Time for that miserable window washing job again. I just spent the last two days on them, and boy, I am going to be sore this morning! Up the ladder, down the ladder, haul that bucket of water, wash that screen, do it all again. Inside and outside. Ugh.
In case you're wondering, I don't have that wonder of the Western world, the tilt-in window. Nope, mine are vintage 1968 aluminum frame single pane wonders that are starting to hit the end of their lifespan. A few of them are decidedly wobbly in their frames and getting hard to open. They weren't state of the art when they were installed and haven't improved with age. I got to thinking today, I've never had a house with decent windows. The first one had aluminum crank-out awning windows, which were old when we bought the house, and the cranks promptly started to break after we moved in. When we left, two didn't work at all. The next house was new construction but the guy cheaped-out when he bought windows. They were wood frame casement types that swelled and stuck. Now this place with its own peculiarities. I would replace them if it wouldn't cost a mint. I know - I got the estimate several years ago. Ouch! So it's up the ladder I go to clean the outside.
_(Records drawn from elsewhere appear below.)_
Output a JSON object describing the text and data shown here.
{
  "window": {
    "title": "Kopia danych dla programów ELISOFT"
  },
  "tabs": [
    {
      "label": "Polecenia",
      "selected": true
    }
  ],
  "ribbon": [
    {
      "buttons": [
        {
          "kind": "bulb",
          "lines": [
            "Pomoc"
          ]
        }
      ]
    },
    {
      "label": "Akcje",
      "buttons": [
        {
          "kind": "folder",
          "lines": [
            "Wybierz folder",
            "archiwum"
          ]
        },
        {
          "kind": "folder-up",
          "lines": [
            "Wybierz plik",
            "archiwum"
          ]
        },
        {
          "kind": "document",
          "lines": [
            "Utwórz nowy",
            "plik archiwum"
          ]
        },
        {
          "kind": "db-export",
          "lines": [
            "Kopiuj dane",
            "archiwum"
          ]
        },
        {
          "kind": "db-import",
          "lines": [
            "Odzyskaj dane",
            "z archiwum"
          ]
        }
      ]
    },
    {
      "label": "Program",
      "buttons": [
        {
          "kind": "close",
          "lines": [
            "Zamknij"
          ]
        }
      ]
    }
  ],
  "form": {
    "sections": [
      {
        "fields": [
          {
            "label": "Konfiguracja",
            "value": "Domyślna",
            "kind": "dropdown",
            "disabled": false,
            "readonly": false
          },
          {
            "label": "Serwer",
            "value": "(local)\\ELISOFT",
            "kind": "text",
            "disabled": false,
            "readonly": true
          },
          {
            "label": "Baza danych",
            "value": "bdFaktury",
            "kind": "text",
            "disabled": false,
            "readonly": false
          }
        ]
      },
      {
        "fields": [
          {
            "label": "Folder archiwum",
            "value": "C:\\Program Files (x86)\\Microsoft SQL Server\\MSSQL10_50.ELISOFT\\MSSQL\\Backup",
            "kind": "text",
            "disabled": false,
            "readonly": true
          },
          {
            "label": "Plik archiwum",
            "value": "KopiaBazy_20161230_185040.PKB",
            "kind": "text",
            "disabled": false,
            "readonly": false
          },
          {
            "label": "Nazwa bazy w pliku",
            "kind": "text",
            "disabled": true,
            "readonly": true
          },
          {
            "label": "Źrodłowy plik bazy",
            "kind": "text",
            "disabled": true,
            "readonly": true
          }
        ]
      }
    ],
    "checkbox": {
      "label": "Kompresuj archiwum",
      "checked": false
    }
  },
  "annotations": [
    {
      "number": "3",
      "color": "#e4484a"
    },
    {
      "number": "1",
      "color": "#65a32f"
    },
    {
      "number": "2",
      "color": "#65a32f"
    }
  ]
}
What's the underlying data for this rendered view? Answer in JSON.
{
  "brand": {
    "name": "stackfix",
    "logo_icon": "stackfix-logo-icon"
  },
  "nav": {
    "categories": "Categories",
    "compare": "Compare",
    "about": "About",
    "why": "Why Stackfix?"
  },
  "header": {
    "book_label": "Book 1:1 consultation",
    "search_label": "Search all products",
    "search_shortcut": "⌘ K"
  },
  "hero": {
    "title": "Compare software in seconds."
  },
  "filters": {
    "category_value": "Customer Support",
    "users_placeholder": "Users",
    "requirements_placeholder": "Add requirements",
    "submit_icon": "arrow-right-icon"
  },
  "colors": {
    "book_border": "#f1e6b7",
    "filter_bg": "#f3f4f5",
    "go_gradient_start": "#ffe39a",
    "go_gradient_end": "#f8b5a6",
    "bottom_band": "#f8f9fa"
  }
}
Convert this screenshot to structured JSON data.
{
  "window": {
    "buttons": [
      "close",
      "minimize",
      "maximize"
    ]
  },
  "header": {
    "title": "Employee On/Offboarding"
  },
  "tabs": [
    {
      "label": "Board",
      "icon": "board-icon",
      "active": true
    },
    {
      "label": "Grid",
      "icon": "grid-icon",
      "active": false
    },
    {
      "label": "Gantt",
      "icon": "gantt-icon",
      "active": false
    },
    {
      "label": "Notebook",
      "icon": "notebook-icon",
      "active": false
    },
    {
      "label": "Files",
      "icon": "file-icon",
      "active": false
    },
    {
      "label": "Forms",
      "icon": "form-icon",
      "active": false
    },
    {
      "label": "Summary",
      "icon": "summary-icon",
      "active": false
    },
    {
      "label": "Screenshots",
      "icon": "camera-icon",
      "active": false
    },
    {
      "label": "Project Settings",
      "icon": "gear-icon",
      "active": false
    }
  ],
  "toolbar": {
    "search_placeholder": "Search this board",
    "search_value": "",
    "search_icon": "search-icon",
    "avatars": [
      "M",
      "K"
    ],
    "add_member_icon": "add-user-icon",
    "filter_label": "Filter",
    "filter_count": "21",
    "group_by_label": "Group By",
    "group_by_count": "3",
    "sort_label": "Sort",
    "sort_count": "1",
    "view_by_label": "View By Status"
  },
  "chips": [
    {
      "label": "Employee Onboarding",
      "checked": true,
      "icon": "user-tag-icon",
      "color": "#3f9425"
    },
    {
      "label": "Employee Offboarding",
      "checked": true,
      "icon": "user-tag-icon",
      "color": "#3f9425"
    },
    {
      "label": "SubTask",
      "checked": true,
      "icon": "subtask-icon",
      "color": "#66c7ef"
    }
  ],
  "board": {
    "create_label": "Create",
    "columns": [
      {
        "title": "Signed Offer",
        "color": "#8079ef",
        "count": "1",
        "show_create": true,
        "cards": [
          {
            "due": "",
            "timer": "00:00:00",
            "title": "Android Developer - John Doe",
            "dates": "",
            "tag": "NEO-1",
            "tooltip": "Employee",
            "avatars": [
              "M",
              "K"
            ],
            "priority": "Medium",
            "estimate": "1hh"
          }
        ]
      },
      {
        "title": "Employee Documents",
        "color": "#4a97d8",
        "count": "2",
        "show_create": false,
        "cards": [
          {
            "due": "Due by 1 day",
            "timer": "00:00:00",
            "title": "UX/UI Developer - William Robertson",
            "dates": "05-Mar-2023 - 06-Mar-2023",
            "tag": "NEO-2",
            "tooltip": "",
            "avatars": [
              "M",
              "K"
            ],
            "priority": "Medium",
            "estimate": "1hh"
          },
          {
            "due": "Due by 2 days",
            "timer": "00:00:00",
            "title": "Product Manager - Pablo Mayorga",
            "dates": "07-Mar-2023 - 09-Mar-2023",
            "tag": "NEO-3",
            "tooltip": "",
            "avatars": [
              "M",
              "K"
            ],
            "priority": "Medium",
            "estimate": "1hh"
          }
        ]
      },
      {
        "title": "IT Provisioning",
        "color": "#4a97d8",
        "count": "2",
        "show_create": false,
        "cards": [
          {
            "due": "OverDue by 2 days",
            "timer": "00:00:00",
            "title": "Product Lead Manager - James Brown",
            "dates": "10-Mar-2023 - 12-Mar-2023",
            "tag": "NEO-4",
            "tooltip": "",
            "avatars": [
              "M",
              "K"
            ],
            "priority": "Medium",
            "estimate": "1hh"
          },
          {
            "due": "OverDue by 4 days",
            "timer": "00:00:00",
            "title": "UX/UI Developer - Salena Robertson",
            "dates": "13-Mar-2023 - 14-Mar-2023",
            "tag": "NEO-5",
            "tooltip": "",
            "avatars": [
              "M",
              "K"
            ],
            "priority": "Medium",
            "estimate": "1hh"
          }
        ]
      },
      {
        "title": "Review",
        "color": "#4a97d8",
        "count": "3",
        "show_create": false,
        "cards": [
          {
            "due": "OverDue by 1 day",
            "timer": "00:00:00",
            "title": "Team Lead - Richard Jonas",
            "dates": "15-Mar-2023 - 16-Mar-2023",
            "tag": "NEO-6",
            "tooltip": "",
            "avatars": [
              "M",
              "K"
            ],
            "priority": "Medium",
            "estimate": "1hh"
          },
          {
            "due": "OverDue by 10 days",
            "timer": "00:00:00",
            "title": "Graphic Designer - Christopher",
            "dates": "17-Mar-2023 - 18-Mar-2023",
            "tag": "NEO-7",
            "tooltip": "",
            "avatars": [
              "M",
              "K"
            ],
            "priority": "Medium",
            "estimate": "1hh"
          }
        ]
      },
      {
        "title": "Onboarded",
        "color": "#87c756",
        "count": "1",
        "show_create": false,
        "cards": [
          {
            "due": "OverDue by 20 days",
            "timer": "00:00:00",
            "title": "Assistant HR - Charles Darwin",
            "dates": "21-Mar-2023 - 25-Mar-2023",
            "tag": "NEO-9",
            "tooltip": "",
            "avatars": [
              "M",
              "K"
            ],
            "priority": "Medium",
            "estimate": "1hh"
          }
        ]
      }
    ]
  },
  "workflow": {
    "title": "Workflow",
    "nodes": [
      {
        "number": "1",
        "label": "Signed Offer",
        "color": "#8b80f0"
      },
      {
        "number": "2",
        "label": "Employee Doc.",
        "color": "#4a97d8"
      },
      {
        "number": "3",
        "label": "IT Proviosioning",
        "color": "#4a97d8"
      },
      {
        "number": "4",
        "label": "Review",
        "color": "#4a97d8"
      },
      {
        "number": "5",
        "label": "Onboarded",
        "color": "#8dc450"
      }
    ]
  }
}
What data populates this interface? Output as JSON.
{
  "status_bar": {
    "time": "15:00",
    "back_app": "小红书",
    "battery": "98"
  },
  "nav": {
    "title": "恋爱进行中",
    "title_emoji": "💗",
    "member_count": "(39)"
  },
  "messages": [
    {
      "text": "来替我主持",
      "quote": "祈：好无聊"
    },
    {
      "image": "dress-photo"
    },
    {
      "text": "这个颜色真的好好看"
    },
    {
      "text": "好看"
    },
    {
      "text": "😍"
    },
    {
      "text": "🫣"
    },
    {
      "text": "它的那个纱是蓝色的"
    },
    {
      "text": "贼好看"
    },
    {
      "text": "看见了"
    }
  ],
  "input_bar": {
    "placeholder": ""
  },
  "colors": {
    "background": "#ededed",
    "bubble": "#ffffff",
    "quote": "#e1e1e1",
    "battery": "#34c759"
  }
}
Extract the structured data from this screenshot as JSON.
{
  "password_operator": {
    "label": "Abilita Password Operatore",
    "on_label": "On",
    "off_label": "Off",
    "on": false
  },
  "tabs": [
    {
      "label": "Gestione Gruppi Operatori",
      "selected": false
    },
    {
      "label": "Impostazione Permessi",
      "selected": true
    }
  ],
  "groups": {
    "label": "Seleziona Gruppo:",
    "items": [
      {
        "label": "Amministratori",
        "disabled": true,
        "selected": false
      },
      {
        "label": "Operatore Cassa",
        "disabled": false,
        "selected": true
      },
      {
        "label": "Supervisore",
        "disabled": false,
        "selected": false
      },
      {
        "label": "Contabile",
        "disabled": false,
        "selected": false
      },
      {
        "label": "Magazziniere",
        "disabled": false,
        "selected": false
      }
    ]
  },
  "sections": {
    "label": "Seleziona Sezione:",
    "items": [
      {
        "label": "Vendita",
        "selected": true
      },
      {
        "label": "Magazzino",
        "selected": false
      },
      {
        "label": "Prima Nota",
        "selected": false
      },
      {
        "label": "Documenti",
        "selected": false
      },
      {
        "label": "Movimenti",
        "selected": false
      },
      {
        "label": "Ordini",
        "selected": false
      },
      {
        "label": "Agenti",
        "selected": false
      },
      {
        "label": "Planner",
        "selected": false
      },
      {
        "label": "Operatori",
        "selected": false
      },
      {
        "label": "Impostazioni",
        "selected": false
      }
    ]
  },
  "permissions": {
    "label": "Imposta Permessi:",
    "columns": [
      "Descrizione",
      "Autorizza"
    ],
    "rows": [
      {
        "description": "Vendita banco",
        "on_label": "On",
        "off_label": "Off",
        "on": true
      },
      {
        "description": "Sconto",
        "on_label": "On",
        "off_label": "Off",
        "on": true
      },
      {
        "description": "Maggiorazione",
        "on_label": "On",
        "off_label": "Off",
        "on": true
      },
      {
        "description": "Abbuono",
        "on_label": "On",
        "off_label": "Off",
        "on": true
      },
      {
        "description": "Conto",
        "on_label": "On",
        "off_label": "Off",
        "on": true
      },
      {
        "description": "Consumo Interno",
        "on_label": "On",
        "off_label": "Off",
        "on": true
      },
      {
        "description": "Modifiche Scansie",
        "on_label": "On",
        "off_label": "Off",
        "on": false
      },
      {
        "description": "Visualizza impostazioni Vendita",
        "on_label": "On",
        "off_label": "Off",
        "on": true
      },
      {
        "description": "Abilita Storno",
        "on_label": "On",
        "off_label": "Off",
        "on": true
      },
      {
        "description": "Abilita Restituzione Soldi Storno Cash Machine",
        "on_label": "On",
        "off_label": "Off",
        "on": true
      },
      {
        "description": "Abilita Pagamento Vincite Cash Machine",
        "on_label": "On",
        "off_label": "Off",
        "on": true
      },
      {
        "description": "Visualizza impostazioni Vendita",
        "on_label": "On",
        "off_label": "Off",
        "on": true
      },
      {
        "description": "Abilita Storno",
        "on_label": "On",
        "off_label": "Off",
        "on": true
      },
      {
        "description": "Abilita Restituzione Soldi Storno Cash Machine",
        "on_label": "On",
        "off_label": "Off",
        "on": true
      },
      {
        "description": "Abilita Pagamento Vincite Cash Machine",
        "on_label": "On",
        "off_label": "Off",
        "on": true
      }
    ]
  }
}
One of the most trying things about them is that if they are in an area with any moisture in the air, like the baths, kitchen or laundry, the frames mildew. Why? Who knows. I've never had this problem in any other house. But they do, and the best way to remove that is bathroom cleaner, the fume-ier the better. So after you wash the frame and the sills with Tilex you break out the Windex and the paper towels and shine up the glass. And wash the screen. And, oh yes, remove the flimsy metal grate that gives the windows the look of multiple panes (and, for the person doing it, multiple pains!), being sure not to bend or distort it - which is very easy to do, wash that also and snap it back onto the inside of the window.
After the windows, I cleaned the glass in the front and side doors and realized that the doors and door frames needed some attention so I washed those too. And then the garage doors looked dingy, so. . .right, they were next. Then the outside lights caught my attention so I polished up the metal and glass on those and vacuumed out the bugs. (Just an aside, but how do bugs get into a sealed outdoor light? The top attached with two screws and the glass panels fit into channels, but the bugs get inside anyway.) These are easier to clean than they appear because you can remove each of six trapezoid shaped pieces of glass to clean them.
In doing that, just as I finished polishing the last of the panes in the last outdoor light, I dropped the piece of glass and broke it. So I had to trace a pattern to take to the glass shop and get a replacement cut today. In fairness, this light is beside the sliding door to the patio, at the top of a set of rather steep concrete steps, and I was balancing on the top step trying to reach around to the back side of the light and replace the glass after cleaning it, so add in the fact that I was tired and getting sore in my shoulders and it's no wonder I dropped it. Probably a miracle I didn't break more of them.
All evening I walked around the house and admired the nice clean windows. It's a shame that they will be dusty and messy again before you know it. I suppose that's what drives me crazy about housekeeping. You work like a dog and everything looks. . .right. Not special, just like it should be. And by the next week it's as if you never did a thing.